The European Investment Bank will not let its 'ambitions slip away' at a key meeting this week when national delegates will vote on ending support for fossil fuel projects, says president Werner Hoyer

Finance: the European Investment Bank (EIB) (Image: Ingenhoven Architects / Flickr)

The European Investment Bank (EIB) will not let its 'ambitions slip away' at a key board meeting later this week when national delegates will vote on ending support for fossil fuel infrastructure and exploration, president Werner Hoyer has said.

The EIB proposed halting such financing from 2020 in a draft energy lending policy unveiled in July. However, a vote on the matter was postponed last month, amid reports of pressure from Germany and member states to make exceptions in the case of natural gas.

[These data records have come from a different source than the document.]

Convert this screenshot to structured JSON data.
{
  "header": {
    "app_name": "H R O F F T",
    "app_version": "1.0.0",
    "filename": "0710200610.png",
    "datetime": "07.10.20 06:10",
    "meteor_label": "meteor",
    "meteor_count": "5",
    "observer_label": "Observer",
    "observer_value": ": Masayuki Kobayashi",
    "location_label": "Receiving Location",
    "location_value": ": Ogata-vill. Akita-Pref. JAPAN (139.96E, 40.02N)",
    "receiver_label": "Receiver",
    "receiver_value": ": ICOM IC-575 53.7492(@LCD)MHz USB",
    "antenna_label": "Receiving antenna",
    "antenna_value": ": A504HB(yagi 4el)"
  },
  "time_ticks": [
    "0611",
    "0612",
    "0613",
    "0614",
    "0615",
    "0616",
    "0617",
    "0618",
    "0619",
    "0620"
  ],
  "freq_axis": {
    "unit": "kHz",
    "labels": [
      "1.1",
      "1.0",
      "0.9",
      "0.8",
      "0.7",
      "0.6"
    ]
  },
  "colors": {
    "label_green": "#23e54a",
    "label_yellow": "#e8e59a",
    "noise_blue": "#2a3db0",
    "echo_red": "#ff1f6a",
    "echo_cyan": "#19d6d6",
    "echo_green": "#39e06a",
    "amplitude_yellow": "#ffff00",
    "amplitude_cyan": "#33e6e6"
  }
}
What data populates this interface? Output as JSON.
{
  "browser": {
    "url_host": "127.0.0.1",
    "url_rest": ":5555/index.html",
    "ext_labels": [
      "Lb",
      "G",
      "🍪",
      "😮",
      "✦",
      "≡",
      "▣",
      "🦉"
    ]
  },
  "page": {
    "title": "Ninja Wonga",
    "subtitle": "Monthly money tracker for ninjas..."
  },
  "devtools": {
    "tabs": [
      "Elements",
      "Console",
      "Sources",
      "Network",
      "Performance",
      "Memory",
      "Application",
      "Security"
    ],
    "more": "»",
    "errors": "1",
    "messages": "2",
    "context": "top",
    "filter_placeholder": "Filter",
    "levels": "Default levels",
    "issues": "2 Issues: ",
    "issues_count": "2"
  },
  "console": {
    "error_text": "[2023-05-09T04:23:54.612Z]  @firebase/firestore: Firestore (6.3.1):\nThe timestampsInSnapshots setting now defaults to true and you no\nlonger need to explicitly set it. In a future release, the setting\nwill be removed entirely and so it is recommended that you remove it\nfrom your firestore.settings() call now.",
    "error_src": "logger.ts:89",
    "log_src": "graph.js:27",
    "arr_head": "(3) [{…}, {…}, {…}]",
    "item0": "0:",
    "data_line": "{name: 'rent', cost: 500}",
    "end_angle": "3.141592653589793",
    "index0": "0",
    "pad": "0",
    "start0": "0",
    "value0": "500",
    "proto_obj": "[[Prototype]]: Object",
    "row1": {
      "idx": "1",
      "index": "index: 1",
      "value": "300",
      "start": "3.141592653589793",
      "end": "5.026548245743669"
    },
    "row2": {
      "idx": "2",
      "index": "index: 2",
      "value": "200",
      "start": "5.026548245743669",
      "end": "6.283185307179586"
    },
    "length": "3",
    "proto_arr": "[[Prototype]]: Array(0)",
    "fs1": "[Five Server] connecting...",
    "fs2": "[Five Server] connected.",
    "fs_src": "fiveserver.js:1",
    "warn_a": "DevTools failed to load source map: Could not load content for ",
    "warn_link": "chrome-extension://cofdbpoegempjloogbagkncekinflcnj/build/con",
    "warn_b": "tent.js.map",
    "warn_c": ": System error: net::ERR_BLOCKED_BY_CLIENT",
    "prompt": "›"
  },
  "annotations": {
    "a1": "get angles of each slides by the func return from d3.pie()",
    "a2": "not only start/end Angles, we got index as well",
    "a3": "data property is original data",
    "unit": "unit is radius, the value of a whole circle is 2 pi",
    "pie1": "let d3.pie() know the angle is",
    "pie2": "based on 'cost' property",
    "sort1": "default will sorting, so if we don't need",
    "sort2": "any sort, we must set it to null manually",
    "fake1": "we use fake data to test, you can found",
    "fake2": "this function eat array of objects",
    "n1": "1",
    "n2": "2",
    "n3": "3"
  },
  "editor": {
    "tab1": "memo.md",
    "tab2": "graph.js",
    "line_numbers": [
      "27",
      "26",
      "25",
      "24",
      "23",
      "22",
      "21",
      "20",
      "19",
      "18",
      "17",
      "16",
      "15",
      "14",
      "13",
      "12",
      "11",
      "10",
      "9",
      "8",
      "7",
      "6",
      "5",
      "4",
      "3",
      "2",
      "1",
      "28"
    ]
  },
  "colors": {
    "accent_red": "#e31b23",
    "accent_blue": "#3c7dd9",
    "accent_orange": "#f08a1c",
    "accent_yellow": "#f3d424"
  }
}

“Our credibility on the market is now with these ambitions,” Hoyer told reporters in Luxembourg on Monday, four days ahead of a board meeting on 15 November where national delegates are due to return to the matter. “Obviously we are coming more and more to the conclusion that a departure from fossil fuels is unavoidable.

“We need to act now,” he added, citing a UN report that last suggested the cut off point to prevent a global temperature rise of 1.5 degrees from pre-industrial levels could be as early as 2030.

Hoyer acknowledged the political reality of jobs and the economy in regions that are currently dependent on fossil fuels, and said the EIB was focussing development funding on such regions. “This is politically important because those governments are under huge pressure to preserve as much transition time as possible.”

However, the decision to end fossil fuel funding was also based on hard economic reality, he implied. “We have to act as reasonable and responsible bankers,” Hoyer said.

“We can maintain a balance sheet of €600bn only if we have the trust of the investors,” he said, giving the example of investing in a coal plant with a planned lifetime of 40 years that would “have to be written off within 10 to 15 years”.

“A proactive decision in favour of such an investment is programming stranded assets,” Hoyer said.

“The basic question is do we agree on the need to move away from fossil fuels, this seems to be [supported by] the overriding majority of the member states of the EU,” Hoyer said, referring to a meeting on EU finance ministers last Friday.

He also restated the EIB's intention to increase the share of its funding directed at climate action from 28% to 50% by 2025.

The EIB looks forward to working with incoming European Commission, but took issue with incoming president-elect Ursula van der Leyen's pledge to turn it into a ‘climate bank’.

“This is the wrong comprehension of what is happening here: we are the climate bank, and the climate part of our activities is going to increase, and there will be no other player in the world whose role is bigger than this,” Hoyer said.

He stressed that climate impact must be considered in all the bank's activities: it would be a “catastrophe” to separate the bank's business into 50% climate action while “with the other 50% we finance the dirty stuff that remains”.